“My hands are covered in paint,” Rem said, “I’ve got to wash them first.”
The doorbell rang again. I slid down from my seat.
“Oh, fine, I’ll get it. Hold on!”
I walked to the door and heard Rem turn on the tap in the bathroom. My hand reached the handle just when the water stopped flowing and Rem shouted:
“Wait, Lynn! Don’t open that!”
My hand had already pushed the handle down. And I was gripped with a rather unpleasant sense of déjà vu.
Nils Laketon, my deadbeat dad, studied me from behind dark aviator glasses. His leather jacket was dirtier than before, and there was something very different about him. He stood like a statue at our door, nodding stiffly at me but not saying a word.
“Laketon?” I said, “I mean, dad? Nils? What are you doing here?”
Nils Laketon said nothing. I was starting to feel seriously creeped out.
“Mum’s not home,” I added uneasily, “So… uh… sorry?”
Laketon’s mouth twitched. I heard Rem’s bare feet slap against the floor.
“Lynn? Is it the boogeyman?” his voice was agitated. What was going on? I looked at Laketon’s stony face and listened to Rem’s tone and made my decision.
I slammed the door shut. To my horror, it didn’t go all the way. Something pushed it back open with a force enough to tip a bear, and I staggered out of the way. I caught another glimpse of a snarl on Laketon’s face before a strong arm wrapped around my waist and lifted me off my feet.
I struggled against the grip, but it didn’t yield. Laketon stepped into our house, and I could barely see from the tears that now clouded my vision.
“Rem! Get away from here!” I shouted, “SOMEONE, HELP US!”
The front door slammed shut behind me, blocking my calls for help from the neighbours. Fear and panic clouded everything. One of my strongest thoughts was to keep yelling at Rem to run. Rem, who stood frozen in place in our living room.
“Run! Just GO!”
“Or don’t,” said Laketon in a cold, even voice, “If you come with me nicely, kid, I won’t hurt your sister. How about it?”

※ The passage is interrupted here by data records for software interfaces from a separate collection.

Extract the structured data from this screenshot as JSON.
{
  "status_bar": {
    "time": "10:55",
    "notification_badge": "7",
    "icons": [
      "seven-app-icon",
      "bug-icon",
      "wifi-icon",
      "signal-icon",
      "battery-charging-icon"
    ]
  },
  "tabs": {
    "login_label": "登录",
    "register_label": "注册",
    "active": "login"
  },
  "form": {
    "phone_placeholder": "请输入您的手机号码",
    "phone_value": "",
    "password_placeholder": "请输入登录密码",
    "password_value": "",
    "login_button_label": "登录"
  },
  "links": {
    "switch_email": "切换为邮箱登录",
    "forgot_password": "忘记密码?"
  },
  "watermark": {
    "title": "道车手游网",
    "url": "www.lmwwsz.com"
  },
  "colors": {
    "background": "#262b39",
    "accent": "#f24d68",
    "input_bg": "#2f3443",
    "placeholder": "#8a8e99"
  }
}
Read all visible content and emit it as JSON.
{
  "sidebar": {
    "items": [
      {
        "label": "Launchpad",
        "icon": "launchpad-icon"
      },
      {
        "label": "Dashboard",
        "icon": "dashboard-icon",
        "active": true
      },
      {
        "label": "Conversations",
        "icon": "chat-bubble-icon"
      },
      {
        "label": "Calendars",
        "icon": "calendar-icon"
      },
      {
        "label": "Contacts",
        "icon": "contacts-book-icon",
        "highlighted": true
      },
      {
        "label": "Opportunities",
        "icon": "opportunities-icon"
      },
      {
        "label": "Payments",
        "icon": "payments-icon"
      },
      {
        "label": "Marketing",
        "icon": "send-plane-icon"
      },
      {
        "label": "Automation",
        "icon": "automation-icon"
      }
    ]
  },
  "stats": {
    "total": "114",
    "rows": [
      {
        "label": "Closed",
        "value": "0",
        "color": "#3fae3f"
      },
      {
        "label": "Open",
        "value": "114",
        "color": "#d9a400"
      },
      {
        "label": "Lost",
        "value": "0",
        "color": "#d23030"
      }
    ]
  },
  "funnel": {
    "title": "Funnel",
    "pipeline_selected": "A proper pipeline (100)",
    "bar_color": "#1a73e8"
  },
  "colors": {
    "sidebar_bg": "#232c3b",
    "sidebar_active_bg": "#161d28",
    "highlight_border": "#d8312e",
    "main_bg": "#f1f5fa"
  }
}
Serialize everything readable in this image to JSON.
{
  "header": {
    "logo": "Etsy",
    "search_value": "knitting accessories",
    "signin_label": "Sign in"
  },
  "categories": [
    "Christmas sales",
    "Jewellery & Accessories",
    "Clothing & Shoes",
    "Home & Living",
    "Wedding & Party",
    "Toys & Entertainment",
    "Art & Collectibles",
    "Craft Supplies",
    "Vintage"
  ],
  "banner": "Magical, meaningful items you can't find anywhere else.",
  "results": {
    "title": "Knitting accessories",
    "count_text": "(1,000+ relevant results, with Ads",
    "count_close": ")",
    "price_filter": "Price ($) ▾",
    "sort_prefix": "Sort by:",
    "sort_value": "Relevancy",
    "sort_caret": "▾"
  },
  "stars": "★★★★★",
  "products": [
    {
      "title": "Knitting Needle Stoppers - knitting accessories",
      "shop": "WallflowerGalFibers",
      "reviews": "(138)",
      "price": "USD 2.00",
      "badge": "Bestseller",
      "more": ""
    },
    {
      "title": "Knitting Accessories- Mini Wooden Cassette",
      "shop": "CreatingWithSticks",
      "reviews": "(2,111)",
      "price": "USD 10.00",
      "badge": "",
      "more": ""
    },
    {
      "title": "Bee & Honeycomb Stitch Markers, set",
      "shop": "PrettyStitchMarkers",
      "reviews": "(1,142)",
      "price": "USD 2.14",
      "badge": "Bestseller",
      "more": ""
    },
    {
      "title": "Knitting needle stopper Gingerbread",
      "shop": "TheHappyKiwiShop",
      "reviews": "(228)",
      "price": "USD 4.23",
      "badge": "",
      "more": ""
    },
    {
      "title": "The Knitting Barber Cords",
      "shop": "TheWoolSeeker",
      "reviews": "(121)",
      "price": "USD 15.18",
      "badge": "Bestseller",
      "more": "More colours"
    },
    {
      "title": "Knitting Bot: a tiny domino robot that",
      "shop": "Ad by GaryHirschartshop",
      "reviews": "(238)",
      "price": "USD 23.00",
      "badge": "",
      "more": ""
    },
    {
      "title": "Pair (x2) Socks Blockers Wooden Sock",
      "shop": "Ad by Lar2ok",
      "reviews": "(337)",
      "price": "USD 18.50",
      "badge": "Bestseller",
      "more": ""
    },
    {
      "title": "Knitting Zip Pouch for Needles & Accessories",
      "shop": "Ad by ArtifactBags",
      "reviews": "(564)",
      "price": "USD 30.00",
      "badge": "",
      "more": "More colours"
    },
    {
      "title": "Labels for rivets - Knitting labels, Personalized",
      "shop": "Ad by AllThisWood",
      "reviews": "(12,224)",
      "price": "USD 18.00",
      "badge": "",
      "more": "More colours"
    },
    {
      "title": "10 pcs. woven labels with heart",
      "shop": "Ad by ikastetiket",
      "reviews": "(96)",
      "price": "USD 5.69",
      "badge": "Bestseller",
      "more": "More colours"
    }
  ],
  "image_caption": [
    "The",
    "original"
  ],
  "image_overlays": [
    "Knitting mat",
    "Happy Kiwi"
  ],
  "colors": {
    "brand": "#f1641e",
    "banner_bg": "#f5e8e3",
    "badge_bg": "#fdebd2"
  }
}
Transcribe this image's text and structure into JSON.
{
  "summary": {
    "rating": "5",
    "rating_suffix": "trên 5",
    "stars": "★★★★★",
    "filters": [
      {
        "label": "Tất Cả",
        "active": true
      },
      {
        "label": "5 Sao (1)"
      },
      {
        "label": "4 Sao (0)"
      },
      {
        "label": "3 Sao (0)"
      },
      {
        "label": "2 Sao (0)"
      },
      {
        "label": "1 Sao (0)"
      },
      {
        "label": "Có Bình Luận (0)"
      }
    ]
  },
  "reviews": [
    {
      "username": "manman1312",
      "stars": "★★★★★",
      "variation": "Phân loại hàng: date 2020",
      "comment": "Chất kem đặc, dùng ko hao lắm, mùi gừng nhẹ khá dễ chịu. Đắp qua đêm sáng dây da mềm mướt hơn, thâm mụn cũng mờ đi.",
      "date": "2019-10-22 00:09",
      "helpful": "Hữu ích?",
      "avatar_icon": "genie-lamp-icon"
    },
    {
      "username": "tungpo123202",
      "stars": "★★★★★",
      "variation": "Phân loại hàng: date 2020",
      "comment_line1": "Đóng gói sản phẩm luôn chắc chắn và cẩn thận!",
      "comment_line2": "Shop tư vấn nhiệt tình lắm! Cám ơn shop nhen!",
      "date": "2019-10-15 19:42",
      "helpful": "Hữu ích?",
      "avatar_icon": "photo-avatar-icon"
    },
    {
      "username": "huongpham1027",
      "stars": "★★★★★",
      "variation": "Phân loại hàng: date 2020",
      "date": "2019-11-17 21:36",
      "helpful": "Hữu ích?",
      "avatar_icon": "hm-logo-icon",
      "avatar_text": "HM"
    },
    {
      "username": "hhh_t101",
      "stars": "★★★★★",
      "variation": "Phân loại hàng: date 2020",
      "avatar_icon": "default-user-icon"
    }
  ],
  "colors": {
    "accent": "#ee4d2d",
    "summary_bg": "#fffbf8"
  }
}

“Don’t listen to him!” I shouted and tried punching the steely arm around my waist. Laketon’s grip just tightened and he shook me painfully. Rem wasn’t running. His eyes were wide and brimming with tears. And my muddled thoughts realised in one fleeting moment that Rem’s nightmare had just come true.
“Come on, freak!” Laketon snapped, “Do I have to grab you too? Either way, we’re all getting out of here.”
Rem took slow, zombie-like steps towards me and Laketon. I shouted again at him to run. He didn’t.
“I’ll come with you,” he said in a barely audible voice, “Just don’t hurt her.”
“No!” I snapped, “I’ll be fine, Rem! Run and call the police!”
Rem shook his head. He walked obediently next to Laketon as he dragged me kicking and screaming into a truck he had haphazardly parked on the road near our house. The neighbours’ houses were mostly dark, but I still shouted in hopes that somebody would hear us. Laketon shook me again, quickened his steps and shoved me into the car without any problems despite my struggling. He was strong. Scarily strong. Rem sat next to me, stiff with fear and crying silently. Laketon sped to the road, destroying any chance of escaping. I wrapped my arms around Rem and Rem buried his face in my shoulder. I had screamed for help outside, but now it was no use. Our house was left behind, and we were headed towards the swampy outskirts of Twinbrook.
We could only watch as our house disappeared into the gathering dark.
I had never been so afraid.
Author’s Note: Yeah… Stuff gets a bit intense in this one… One of the reasons I haven’t updated for a while was because I was debating with myself whether to start this part of the plot yet or keep putting out filler, but then decided that filler wouldn’t do anything… ugh, pacing is haaaaard. Anyway, hope you guys like it! I tried to make it possible for anyone to comment. Not sure if it worked but if it did, then great!